Pedunculated lipomas are a frequent cause of strangulating intestinal obstruction in older horses. Partial or complete strangulating pedunculated lipoma can lead to congestion and edema of intestinal wall, followed by hemorrhagic fluid collecting in the lumen and the affected section of bowel loses mucosal integrity. Bacteria and endotoxin penetrate the bowel wall and enter the peritoneal cavity leading to hypovolemia, endotoxemia and metabolic acidosis which ultimately causes circulatory collapse and death.
Updated by Anna Hollis BVetMed DipACVIM DipECEIM MRCVS
Equine metabolic syndrome
This syndrome of obesity and recurrent laminitis in horses has been likened to human metabolic syndrome. Treatment usually involves weight loss if overweight/obese, exercise, treatment of laminitis as determined by the needs of individual patient, and pharmacological intervention, eg metformin or levothyroxine.
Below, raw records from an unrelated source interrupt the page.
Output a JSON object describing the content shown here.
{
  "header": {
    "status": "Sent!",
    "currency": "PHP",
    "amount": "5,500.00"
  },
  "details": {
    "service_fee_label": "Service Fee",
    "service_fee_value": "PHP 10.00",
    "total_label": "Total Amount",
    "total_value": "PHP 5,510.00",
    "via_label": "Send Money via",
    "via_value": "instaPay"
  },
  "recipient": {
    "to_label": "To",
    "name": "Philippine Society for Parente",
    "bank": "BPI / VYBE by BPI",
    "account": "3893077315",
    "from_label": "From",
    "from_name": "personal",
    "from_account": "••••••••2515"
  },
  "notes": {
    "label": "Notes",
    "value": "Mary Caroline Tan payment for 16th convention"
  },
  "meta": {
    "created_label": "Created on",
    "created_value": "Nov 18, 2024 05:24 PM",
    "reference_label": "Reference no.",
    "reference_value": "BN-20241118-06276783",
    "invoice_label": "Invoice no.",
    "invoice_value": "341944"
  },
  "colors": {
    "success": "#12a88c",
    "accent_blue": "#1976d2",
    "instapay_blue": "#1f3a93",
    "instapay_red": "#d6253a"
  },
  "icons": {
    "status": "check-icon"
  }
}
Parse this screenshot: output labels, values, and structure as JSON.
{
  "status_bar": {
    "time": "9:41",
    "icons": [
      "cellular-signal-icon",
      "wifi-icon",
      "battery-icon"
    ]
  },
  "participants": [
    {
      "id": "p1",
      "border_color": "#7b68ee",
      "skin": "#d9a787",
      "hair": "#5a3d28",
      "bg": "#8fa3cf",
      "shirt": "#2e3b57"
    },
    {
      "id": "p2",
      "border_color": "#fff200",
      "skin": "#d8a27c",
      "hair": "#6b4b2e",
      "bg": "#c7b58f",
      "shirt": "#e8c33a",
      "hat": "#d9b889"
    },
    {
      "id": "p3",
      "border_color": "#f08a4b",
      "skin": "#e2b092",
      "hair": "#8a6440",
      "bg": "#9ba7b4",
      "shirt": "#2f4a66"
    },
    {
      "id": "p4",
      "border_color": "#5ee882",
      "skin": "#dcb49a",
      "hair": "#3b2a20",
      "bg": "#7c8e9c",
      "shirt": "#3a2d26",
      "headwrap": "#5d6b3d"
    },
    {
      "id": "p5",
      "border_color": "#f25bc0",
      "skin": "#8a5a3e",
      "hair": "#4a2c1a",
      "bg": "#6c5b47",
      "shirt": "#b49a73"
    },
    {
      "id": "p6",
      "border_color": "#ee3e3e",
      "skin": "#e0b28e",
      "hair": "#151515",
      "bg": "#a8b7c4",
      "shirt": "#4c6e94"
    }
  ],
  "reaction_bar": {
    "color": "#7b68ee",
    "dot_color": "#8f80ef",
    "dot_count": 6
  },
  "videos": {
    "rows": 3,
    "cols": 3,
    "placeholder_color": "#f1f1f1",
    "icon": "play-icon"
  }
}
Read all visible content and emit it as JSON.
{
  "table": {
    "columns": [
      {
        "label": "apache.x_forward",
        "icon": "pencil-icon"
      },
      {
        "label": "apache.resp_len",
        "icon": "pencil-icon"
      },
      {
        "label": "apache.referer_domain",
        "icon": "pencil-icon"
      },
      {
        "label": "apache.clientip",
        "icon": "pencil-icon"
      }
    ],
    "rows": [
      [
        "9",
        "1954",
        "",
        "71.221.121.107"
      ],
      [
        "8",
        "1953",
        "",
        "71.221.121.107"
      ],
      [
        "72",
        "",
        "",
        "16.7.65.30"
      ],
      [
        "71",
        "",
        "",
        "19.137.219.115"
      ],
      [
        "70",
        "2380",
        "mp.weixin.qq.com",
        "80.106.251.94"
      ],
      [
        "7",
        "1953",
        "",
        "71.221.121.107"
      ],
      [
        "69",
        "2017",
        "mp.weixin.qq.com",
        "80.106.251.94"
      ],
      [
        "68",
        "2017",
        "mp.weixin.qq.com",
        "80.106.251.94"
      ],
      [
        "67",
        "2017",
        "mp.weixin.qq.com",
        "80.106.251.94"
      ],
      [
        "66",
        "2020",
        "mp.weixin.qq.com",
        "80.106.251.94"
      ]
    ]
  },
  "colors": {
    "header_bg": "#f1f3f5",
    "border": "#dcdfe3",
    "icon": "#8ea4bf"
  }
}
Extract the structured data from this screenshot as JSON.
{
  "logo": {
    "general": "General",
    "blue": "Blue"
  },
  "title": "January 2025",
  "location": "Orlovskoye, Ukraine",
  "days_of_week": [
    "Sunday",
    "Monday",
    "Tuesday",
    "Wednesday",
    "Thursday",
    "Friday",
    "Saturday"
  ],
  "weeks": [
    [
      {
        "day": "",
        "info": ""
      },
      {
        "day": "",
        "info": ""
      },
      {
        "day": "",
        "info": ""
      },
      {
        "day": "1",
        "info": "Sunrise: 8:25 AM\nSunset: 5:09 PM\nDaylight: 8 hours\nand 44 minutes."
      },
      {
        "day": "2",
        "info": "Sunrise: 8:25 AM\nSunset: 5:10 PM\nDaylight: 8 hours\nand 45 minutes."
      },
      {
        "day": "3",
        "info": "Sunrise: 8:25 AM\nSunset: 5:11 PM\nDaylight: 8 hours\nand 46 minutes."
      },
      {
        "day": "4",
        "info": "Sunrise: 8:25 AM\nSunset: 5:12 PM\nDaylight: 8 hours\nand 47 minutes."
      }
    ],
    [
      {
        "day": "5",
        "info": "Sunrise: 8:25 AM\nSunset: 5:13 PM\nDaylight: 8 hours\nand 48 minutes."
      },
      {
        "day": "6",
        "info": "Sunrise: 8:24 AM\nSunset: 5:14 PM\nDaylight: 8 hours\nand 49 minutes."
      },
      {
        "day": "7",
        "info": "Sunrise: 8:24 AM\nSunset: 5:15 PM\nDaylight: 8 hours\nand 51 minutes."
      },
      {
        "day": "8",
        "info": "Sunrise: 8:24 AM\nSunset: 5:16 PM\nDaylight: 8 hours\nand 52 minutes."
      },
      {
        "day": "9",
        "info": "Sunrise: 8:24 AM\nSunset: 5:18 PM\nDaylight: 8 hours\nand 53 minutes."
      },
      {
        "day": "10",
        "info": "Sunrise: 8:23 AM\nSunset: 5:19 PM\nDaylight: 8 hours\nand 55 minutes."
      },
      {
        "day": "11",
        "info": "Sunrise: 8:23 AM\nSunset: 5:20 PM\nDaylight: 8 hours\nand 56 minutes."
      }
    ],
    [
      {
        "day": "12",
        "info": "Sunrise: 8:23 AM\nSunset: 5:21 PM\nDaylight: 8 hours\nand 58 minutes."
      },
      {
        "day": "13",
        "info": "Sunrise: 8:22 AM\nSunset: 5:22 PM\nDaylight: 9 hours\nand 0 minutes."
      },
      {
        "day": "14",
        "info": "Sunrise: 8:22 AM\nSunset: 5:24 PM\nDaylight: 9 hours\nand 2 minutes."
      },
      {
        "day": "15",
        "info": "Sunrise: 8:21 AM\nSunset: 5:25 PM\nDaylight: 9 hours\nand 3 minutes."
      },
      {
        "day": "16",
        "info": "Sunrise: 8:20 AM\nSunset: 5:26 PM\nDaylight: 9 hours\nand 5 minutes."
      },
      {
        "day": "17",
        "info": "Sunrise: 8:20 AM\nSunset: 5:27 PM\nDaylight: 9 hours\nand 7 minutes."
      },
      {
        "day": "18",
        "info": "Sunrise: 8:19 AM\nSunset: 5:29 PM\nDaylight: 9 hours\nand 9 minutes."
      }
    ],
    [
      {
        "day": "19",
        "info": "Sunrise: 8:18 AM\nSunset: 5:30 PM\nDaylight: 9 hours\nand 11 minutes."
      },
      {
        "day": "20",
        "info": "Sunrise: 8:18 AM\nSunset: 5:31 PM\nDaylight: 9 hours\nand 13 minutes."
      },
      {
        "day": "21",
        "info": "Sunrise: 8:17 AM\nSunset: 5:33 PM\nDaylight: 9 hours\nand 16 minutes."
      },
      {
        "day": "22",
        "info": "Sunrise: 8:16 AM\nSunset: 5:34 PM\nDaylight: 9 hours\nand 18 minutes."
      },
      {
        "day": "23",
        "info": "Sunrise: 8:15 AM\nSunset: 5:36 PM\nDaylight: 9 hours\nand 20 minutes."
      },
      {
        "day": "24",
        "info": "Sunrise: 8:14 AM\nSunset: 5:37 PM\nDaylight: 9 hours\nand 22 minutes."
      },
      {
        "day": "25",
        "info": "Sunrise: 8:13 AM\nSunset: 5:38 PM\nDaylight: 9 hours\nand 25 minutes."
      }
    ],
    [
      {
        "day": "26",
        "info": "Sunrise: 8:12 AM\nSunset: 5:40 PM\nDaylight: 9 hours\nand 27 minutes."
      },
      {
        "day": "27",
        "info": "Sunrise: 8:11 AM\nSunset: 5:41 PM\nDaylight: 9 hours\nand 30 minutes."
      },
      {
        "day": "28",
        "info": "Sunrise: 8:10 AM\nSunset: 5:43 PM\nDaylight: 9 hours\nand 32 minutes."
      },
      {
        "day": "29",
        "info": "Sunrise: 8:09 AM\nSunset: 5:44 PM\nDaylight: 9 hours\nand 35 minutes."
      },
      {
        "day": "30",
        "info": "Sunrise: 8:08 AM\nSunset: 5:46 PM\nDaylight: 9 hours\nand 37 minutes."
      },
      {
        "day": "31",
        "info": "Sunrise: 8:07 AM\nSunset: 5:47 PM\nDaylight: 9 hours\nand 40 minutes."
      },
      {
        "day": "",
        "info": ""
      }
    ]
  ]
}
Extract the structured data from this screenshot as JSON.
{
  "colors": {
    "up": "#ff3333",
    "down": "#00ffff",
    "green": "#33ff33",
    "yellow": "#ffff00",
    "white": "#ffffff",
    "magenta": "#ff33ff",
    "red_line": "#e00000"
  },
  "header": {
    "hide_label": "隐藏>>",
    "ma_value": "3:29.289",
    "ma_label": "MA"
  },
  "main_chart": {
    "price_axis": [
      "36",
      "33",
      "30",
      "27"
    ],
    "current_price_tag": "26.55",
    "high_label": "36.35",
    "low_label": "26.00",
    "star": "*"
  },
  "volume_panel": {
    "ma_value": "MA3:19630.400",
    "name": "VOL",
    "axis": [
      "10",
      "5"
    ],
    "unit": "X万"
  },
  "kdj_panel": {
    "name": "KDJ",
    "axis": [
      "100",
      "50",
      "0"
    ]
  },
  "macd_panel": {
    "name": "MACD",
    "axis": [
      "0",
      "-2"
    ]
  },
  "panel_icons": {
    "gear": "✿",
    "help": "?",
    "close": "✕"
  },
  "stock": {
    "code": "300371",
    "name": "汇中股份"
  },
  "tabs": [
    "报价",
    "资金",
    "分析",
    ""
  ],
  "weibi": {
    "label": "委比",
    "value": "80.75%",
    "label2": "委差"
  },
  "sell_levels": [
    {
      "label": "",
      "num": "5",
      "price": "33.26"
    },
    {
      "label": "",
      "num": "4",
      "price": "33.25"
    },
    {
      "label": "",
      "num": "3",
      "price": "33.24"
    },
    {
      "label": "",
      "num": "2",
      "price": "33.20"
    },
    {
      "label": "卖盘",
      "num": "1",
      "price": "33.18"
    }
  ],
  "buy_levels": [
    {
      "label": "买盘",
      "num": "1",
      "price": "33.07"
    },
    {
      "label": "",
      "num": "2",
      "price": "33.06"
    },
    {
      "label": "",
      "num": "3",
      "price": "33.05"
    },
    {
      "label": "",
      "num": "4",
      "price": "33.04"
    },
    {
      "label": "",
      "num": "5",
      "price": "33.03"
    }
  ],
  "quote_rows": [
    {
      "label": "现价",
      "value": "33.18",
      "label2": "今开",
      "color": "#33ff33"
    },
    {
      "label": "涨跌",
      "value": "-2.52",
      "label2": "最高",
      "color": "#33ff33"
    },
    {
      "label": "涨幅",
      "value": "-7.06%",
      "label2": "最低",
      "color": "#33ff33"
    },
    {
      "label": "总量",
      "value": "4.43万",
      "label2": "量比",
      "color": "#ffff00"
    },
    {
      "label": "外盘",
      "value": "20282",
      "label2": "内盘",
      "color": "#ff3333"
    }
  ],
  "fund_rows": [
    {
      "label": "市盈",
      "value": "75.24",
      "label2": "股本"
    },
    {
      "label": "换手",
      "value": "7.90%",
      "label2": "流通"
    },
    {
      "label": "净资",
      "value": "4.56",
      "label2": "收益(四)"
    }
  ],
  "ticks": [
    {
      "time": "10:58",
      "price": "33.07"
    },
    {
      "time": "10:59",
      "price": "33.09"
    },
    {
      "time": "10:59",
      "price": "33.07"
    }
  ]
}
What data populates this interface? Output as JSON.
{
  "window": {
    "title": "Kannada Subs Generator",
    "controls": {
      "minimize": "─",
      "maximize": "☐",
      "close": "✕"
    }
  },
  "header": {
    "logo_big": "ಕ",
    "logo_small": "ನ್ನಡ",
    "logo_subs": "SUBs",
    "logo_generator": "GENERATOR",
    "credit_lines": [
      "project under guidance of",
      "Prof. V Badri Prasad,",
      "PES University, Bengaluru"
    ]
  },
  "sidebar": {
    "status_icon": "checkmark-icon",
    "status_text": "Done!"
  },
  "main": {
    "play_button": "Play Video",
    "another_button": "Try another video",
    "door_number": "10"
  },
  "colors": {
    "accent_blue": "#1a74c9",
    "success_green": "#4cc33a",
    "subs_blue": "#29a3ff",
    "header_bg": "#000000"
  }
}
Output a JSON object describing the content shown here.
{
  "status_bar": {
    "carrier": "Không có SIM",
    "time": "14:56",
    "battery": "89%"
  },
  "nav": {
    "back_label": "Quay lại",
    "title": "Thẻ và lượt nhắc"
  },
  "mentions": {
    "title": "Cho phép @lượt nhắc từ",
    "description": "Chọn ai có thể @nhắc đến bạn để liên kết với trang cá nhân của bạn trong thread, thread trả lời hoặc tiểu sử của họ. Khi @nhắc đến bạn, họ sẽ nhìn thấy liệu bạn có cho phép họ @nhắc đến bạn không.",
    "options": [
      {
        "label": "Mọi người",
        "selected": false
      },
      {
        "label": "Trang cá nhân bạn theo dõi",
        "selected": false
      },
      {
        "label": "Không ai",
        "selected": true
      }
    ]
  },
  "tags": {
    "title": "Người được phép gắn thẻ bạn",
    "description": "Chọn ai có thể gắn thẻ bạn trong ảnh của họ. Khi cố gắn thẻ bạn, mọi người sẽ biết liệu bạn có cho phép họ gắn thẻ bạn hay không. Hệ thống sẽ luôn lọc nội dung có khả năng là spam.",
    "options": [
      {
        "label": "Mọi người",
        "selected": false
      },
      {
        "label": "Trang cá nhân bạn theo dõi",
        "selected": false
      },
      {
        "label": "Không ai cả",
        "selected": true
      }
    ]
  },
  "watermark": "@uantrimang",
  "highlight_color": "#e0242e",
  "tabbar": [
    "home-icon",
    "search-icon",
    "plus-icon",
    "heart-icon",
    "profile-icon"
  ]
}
Treatment can control clinical signs; largely predicated by the severity of laminitic lameness and associated hoof degradation.
Updated by Nicola Menzies-Gow MA VetMB PhD DipECEIM CertEM(IntMed) MRCVS
Cardiac causes and treatment of poor performance
Cardiac murmurs and reduced athletic performance are very common in horses. However, cardiovascular disease is an uncommon cause of poor performance (<2% of cases) and in these cases it is usually a cardiac arrhythmia that is the underlying problem. There is usually no association between the presence of a cardiac murmur and lack of athletic performance unless the abnormality is very severe, and the horse is no longer able to compensate for the abnormal flow.
Written by Lesley Young BVSc PhD DVA DipECVA DVC MRCVS & Karen Blissitt BVSc DVA PhD DipECVA MRCVS
Reviewed by Romain Pariaut DVM DipACVIM DipECVIM-CA